Radioactive Iodine: radioactive-iodine/

Thyroid Surgery:


Differentiated thyroid cancer: includes papillary (the most common) and follicular thyroid cancer.

Radioactive iodine (RAI): this plays a valuable role in diagnosing and treating thyroid problems since it is taken up only by the thyroid gland. I-131 is the destructive form used to destroy thyroid tissue in the treatment of thyroid cancer. I-123 is the nondestructive form that does not damage the thyroid and is used in scans to take pictures of the whole body to look for thyroid cancer (Whole Body Scan).

Total thyroidectomy: surgery to remove the entire thyroid gland.

Thyroid hormone therapy: patients with hypothyroidism are most often treated with Levothyroxine in order to return their thyroid hormone levels to normal. Replacement therapy means the goal is a TSH in the normal range and is the usual therapy. Suppressive therapy means that the goal is a TSH below the normal range and is used in thyroid cancer patients to prevent growth of any remaining cancer cells.

Thyroid hormone withdrawal: this is used to produce high levels of TSH in patients by stopping thyroid hormone pills and causing short-term hypothyroidism. This is mainly used in thyroid cancer patients before treating with radioactive iodine or performing a whole body scan.

Lymph node: bean-shaped organ that plays a role in removing what the body considers harmful, such as infections and cancer cells.

Neck lymph node dissection: systematic removal of an entire group of lymph nodes from the neck to treat lymph node metastasis.

Thyroglobulin: a protein made only by thyroid cells, both normal and cancerous. When all normal thyroid tissue is destroyed after radioactive iodine therapy in patients with thyroid cancer, thyroglobulin can be used as a thyroid cancer marker.

Stimulated thyroglobulin testing: this test is used to measure whether there is any cancer present in a patient that has previously been treated with surgery and radioactive iodine. TSH levels are increased, either by withdrawing the patient from thyroid hormone or treating the patient with recombinant human TSH (Thyrogen), then levels of thyroglobulin are measured.

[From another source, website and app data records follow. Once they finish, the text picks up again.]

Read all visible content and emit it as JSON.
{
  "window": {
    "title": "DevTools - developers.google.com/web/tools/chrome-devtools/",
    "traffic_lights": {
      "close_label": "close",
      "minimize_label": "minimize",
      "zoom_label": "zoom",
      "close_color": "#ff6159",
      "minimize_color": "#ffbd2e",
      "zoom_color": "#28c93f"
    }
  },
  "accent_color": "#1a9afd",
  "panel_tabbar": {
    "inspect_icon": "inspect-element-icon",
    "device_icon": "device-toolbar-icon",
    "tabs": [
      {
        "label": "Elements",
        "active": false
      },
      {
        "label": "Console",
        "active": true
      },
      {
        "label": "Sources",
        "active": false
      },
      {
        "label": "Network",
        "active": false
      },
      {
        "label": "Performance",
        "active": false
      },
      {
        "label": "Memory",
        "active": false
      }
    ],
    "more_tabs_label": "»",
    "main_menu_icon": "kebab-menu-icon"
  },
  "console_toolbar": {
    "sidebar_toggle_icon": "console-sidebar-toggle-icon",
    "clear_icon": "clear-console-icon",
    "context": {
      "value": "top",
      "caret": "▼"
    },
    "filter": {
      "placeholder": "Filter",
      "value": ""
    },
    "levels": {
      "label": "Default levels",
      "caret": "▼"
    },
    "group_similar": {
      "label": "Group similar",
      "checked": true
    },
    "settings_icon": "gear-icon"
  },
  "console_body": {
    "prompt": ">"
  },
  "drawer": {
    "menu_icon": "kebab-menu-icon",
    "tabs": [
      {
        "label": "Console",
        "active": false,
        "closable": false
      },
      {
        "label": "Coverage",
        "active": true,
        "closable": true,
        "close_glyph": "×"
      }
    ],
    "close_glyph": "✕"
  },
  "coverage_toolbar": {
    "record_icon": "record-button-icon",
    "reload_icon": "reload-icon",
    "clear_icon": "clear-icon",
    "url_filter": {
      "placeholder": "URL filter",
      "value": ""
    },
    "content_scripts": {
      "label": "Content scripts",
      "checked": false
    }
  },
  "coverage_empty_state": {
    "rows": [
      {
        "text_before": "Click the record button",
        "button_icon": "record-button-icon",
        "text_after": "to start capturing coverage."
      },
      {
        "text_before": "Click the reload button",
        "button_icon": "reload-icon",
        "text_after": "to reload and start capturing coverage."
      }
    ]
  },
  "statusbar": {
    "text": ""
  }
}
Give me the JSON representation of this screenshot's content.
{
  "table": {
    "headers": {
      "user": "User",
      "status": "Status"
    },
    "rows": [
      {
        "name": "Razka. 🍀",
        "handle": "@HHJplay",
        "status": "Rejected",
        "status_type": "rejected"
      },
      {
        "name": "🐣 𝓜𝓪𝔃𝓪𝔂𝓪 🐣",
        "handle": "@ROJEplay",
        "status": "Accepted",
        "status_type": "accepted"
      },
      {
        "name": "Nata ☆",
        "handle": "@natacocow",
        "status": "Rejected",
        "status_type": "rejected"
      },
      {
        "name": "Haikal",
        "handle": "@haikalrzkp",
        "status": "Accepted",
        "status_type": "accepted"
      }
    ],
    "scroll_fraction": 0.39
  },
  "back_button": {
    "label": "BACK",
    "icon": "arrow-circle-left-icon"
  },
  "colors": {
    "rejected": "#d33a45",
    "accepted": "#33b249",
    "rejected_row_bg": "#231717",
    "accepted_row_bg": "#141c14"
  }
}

Sometimes this test is combined with a whole body iodine scan.

Diagnostic whole body scans: these radioactive iodine scans are performed under TSH stimulation, either after thyroid hormone withdrawal or after injections of recombinant human TSH, and usually include measuring serum thyroglobulin levels.